- GPS PPS signal available for accurate timing purposes.
- Both GSM-GPRS module and GPS module can be turned off to save power.
- On-board SIM card and microSD combo connector.
- Proper ESD and transient protection for SIM card. Nothing is as bad as a zapped SIM card.
- Sending & receiving SMS.
- Opening and closing GPRS connection.
- Sending email through SMTP server.
- Perform HTTP GET request to a server.
- Perform ping on a server.
- RSSI parameter inquiry.
- RTC setting and reading.
- Turning on and off the GSM-GPRS module.
There are few more functions that we have yet to implement such as performing HTTP POST request to a server, Tweeter integration and Pachube integration (we are falling in love with Pachube!). We hope we will be able to get those up too. In order to illustrate an example of performing a HTTP GET request (we are not talking about pulling down a page from a server!) to a server, we written some simple examples (PHP scripts, yes we picked up PHP scripts! ) to illustrate this and set up a server to allow users to test out. HTTP POST request example will follow shortly. We’ll announce the test server address once the shield is up for sale. The library has been tested with Arduino IDE 022 & 023. We are currently testing them out on the new Arduino IDE 1.0 before releasing them in the wild.

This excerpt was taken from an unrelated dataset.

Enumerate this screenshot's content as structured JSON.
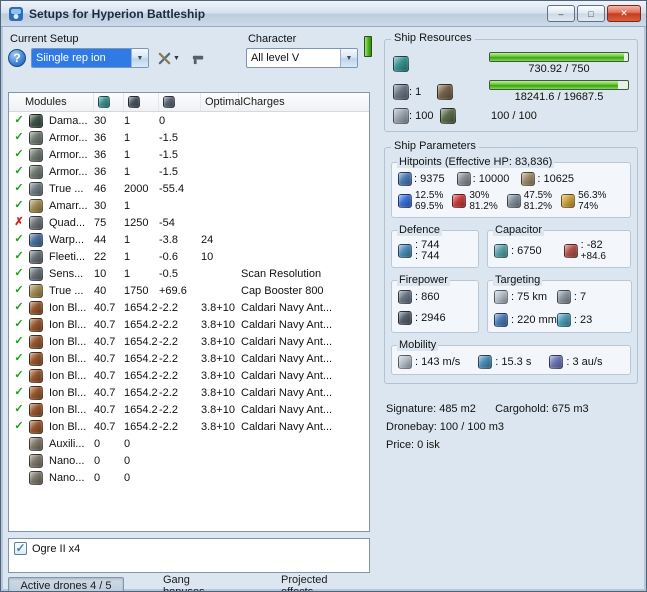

We have a few more shields and modules in the making that we hope to push them out by year end. At time of writing this, the TraLog shield is in the procurement stage and final checks on the design! We hope we can finish assembling and testing the 1st batch before Christmas. And we’ll post some images of the final PCB before production once they are here. Time to fired up that Reflow Oven Controller!